“And so what this amendment does is it takes that back, and it says that we instead, we here in the Senate will decide what that plan is after we got input from border agents and others about what will work. And what this amendment reflects is what we know will work. We know that adding border agents, doubling the size of the U.S. Border Patrol, will work. We know that completing the fence work, that will work. We know that an entry-exit tracking system, since 40 percent of our illegal immigrants are those who overstay visas, we know that will work. We know that E-Verify will work – something that many of my colleagues in my party have asked for the better part of ten years – will work because it takes away the magnet of employment. And we know that these new technologies that weren’t available to us in 1986 or in 2006 or even five years ago, we know that will work. And what this bill says is you must do all of those things, and it is linked to legal permanent residence. In essence, someone who violated our immigration laws cannot become a legal permanent resident in the United States until all five of those things happen. That’s the guarantee that this will happen.
“Now let me close by saying I understand the frustration, I really do. I know that these promises have been made in the past. In a moment the Senator from Alabama, whose position on this is well stated, will point out these promises were also made in 1986. By the way, in 1986 I was 15 years old and I have got to tell you, immigration was the last thing on my mind at that time.
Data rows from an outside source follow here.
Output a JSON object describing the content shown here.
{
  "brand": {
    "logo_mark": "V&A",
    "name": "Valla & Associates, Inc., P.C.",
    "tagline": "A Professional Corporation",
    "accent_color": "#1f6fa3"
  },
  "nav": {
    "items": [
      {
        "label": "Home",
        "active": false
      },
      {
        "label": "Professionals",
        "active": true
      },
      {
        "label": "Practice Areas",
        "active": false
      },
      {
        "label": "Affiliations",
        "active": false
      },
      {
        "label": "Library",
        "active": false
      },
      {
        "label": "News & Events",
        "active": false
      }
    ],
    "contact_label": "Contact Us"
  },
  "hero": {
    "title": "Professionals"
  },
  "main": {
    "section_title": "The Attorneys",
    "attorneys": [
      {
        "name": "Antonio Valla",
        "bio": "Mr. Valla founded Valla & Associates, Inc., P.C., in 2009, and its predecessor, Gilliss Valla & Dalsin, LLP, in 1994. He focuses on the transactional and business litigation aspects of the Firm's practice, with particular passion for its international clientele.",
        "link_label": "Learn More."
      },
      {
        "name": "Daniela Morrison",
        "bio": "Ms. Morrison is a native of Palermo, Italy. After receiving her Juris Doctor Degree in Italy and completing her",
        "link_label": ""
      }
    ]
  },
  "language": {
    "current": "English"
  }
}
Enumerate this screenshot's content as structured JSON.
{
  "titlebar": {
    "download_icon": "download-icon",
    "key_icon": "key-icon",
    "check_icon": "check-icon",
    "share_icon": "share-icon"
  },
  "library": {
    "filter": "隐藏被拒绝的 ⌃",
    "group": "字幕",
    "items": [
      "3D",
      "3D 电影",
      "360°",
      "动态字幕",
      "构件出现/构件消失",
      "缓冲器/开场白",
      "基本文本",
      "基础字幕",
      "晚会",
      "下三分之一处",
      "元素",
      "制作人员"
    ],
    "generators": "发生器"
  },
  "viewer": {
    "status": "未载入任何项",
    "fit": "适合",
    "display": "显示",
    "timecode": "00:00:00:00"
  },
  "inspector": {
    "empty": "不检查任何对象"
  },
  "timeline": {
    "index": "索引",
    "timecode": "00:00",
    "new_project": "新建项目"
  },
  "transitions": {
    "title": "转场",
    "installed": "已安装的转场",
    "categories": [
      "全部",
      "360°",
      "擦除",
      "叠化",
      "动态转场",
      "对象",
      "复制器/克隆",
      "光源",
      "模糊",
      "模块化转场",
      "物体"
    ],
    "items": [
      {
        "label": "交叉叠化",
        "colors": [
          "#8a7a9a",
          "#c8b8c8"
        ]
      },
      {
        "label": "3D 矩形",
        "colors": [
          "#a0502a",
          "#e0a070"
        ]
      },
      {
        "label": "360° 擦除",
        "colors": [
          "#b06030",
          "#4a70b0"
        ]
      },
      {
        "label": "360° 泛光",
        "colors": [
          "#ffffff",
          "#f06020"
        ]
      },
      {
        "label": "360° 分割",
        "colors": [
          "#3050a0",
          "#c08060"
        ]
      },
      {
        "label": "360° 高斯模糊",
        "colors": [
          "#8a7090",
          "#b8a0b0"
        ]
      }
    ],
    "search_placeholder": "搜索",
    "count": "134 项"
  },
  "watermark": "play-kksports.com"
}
But here’s the reality of it: the choice is before us to try to fix this or leave it way it is. And what we have today is a disaster of epic proportions. Ten or eleven million human beings living among us and we don’t know who they are. They are working but not paying taxes. There are criminals among them. That has to be solved. An illegal immigrant system built on the 19th century? We need to fix this, and this is our chance to fix it.”